● **WORK TO BE COMPLETED**:
Look through the entries below for the string "record", and copy each line where it is found.

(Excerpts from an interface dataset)
┌──

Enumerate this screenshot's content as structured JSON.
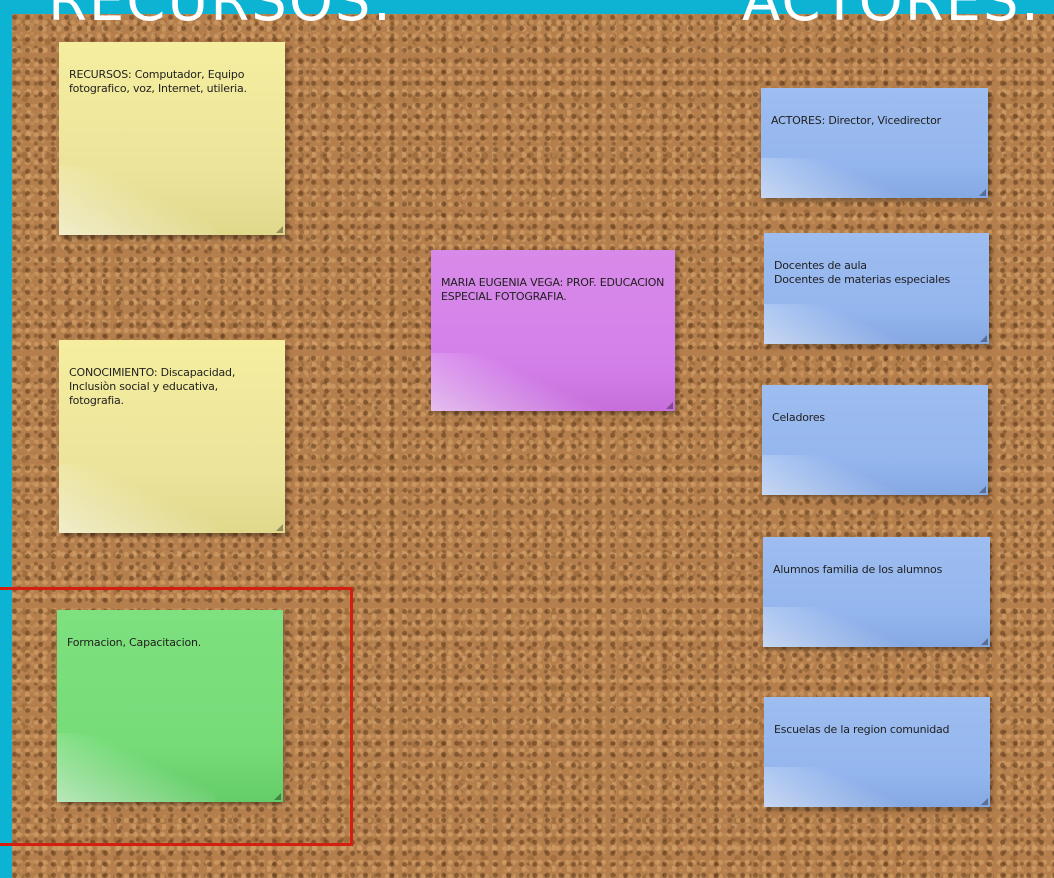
{
  "headings": {
    "left": "RECURSOS:",
    "right": "ACTORES:"
  },
  "colors": {
    "frame": "#0db3d2",
    "cork": "#b57f4d",
    "highlight": "#d41f10",
    "yellow": "#f2eb9e",
    "blue": "#9ebdf0",
    "purple": "#d480ea",
    "green": "#76dc78"
  },
  "notes": {
    "recursos": "RECURSOS: Computador, Equipo fotografico, voz, Internet, utileria.",
    "conocimiento": "CONOCIMIENTO: Discapacidad, Inclusiòn social y educativa, fotografia.",
    "formacion": "Formacion, Capacitacion.",
    "center": "MARIA EUGENIA VEGA: PROF. EDUCACION ESPECIAL FOTOGRAFIA.",
    "actores": "ACTORES: Director, Vicedirector",
    "docentes": "Docentes de aula\nDocentes de materias especiales",
    "celadores": "Celadores",
    "alumnos": "Alumnos familia de los alumnos",
    "escuelas": "Escuelas de la region comunidad"
  },
  "icons": {
    "note_corner": "resize-grip-icon"
  }
}
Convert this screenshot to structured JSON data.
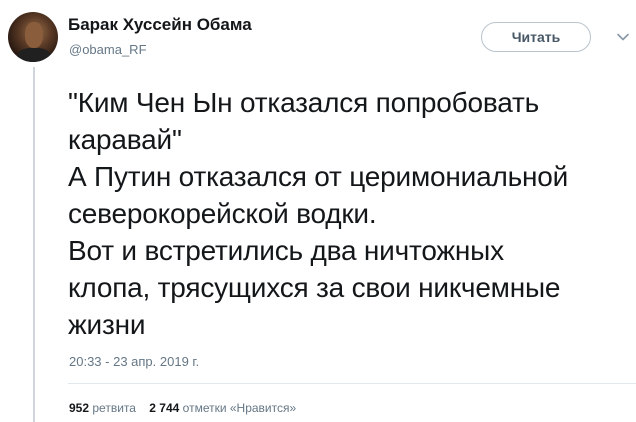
{
  "author": {
    "name": "Барак Хуссейн Обама",
    "handle": "@obama_RF"
  },
  "follow_button": {
    "label": "Читать"
  },
  "menu": {
    "icon": "chevron-down-icon"
  },
  "tweet": {
    "text": "\"Ким Чен Ын отказался попробовать\nкаравай\"\nА Путин отказался от церимониальной\nсеверокорейской водки.\nВот и встретились два ничтожных\nклопа, трясущихся за свои никчемные\nжизни",
    "timestamp": "20:33 - 23 апр. 2019 г."
  },
  "stats": {
    "retweets_count": "952",
    "retweets_label": "ретвита",
    "likes_count": "2 744",
    "likes_label": "отметки «Нравится»"
  },
  "colors": {
    "text": "#14171a",
    "secondary": "#657786",
    "border": "#b9c3cc"
  }
}
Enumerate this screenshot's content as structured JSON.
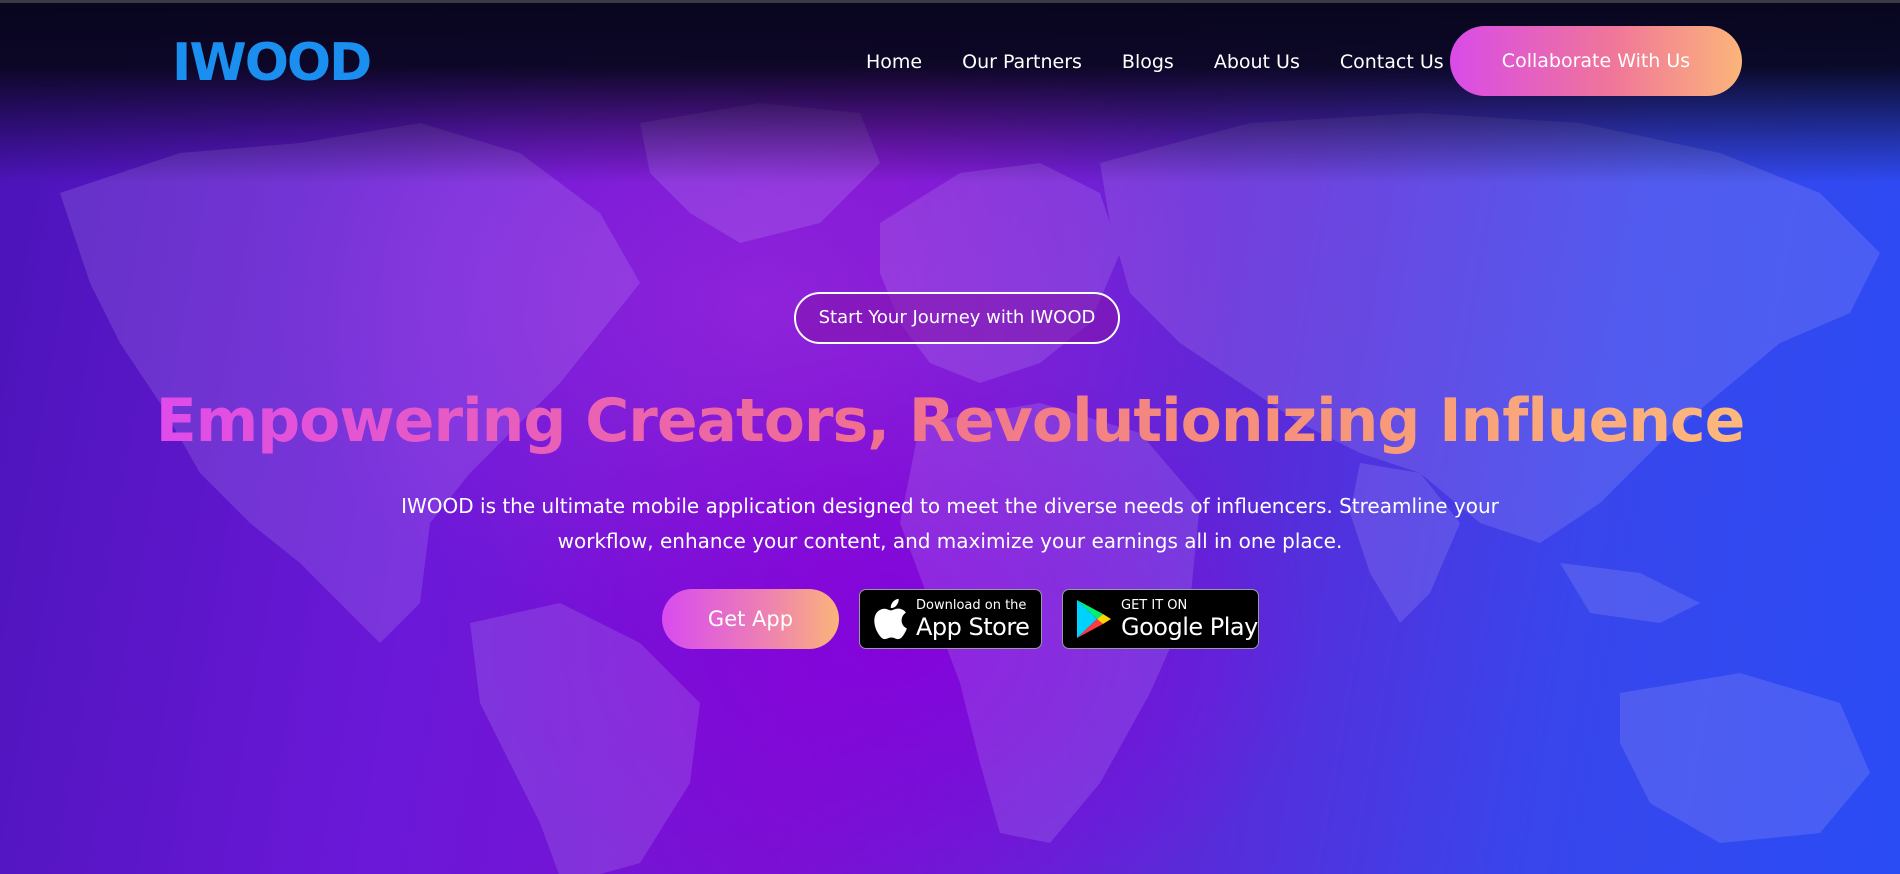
{
  "header": {
    "logo": "IWOOD",
    "nav": [
      {
        "label": "Home"
      },
      {
        "label": "Our Partners"
      },
      {
        "label": "Blogs"
      },
      {
        "label": "About Us"
      },
      {
        "label": "Contact Us"
      }
    ],
    "cta_label": "Collaborate With Us"
  },
  "hero": {
    "tagline": "Start Your Journey with IWOOD",
    "headline": "Empowering Creators, Revolutionizing Influence",
    "description": "IWOOD is the ultimate mobile application designed to meet the diverse needs of influencers. Streamline your workflow, enhance your content, and maximize your earnings all in one place.",
    "get_app_label": "Get App",
    "app_store": {
      "small": "Download on the",
      "big": "App Store",
      "icon": "apple-icon"
    },
    "google_play": {
      "small": "GET IT ON",
      "big": "Google Play",
      "icon": "google-play-icon"
    }
  },
  "colors": {
    "logo": "#1a8ff0",
    "gradient_start": "#d94be8",
    "gradient_end": "#fbb57a",
    "background_purple": "#7a12d2",
    "background_blue": "#2a4cf5"
  }
}
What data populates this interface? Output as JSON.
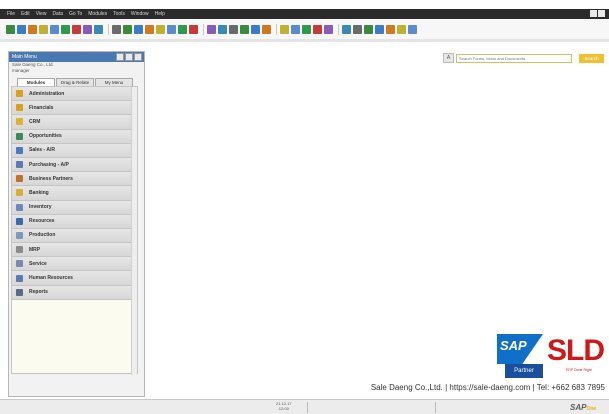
{
  "menubar": {
    "items": [
      "File",
      "Edit",
      "View",
      "Data",
      "Go To",
      "Modules",
      "Tools",
      "Window",
      "Help"
    ]
  },
  "toolbar": {
    "icons": [
      "print-icon",
      "print-preview-icon",
      "email-icon",
      "export-icon",
      "word-icon",
      "excel-icon",
      "pdf-icon",
      "launch-icon",
      "filter-icon",
      "sep",
      "find-icon",
      "add-icon",
      "first-record-icon",
      "previous-record-icon",
      "next-record-icon",
      "last-record-icon",
      "refresh-icon",
      "sort-icon",
      "sep",
      "base-document-icon",
      "target-document-icon",
      "gross-profit-icon",
      "journal-icon",
      "payment-icon",
      "settings-icon",
      "sep",
      "form-settings-icon",
      "lock-icon",
      "user-icon",
      "messages-icon",
      "calendar-icon",
      "sep",
      "layout-designer-icon",
      "query-manager-icon",
      "calculator-icon",
      "help-icon",
      "globe-icon",
      "alert-icon",
      "more-icon"
    ],
    "icon_colors": [
      "#3c8a3c",
      "#3a7cc8",
      "#d07a20",
      "#c0b030",
      "#5a8ad0",
      "#2e9a4a",
      "#c83a3a",
      "#8a5ab8",
      "#3a8ab8",
      "#6a6a6a"
    ]
  },
  "search": {
    "icon": "search-icon",
    "icon_glyph": "A",
    "placeholder": "Search Forms, Items and Documents",
    "button_label": "Search"
  },
  "main_menu": {
    "title": "Main Menu",
    "company": "Sale Daeng Co., Ltd.",
    "user": "manager",
    "tabs": [
      "Modules",
      "Drag & Relate",
      "My Menu"
    ],
    "active_tab": 0,
    "items": [
      {
        "label": "Administration",
        "icon": "administration-icon",
        "color": "#d8a020"
      },
      {
        "label": "Financials",
        "icon": "financials-icon",
        "color": "#d8a020"
      },
      {
        "label": "CRM",
        "icon": "crm-icon",
        "color": "#e0b030"
      },
      {
        "label": "Opportunities",
        "icon": "opportunities-icon",
        "color": "#3a8a5a"
      },
      {
        "label": "Sales - A/R",
        "icon": "sales-icon",
        "color": "#4a7ac0"
      },
      {
        "label": "Purchasing - A/P",
        "icon": "purchasing-icon",
        "color": "#5a7ab8"
      },
      {
        "label": "Business Partners",
        "icon": "business-partners-icon",
        "color": "#c07030"
      },
      {
        "label": "Banking",
        "icon": "banking-icon",
        "color": "#d8b030"
      },
      {
        "label": "Inventory",
        "icon": "inventory-icon",
        "color": "#6a8ab8"
      },
      {
        "label": "Resources",
        "icon": "resources-icon",
        "color": "#3a6ab0"
      },
      {
        "label": "Production",
        "icon": "production-icon",
        "color": "#7a9ac0"
      },
      {
        "label": "MRP",
        "icon": "mrp-icon",
        "color": "#8a8a8a"
      },
      {
        "label": "Service",
        "icon": "service-icon",
        "color": "#7a8ab0"
      },
      {
        "label": "Human Resources",
        "icon": "human-resources-icon",
        "color": "#5a7ab0"
      },
      {
        "label": "Reports",
        "icon": "reports-icon",
        "color": "#5a6a8a"
      }
    ]
  },
  "branding": {
    "sap_text": "SAP",
    "partner_text": "Partner",
    "sld_text": "SLD",
    "sld_tagline": "ERP Done Right",
    "footer": "Sale Daeng Co.,Ltd. | https://sale-daeng.com  | Tel: +662 683 7895",
    "sap_blue": "#1070c8",
    "sld_red": "#d01818"
  },
  "statusbar": {
    "date": "21.12.17",
    "time": "12:00",
    "logo": "SAP",
    "logo_suffix": "One"
  }
}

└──

● **FINISHED EXERCISE**:
      "first-record-icon",
      "previous-record-icon",
      "next-record-icon",
      "last-record-icon",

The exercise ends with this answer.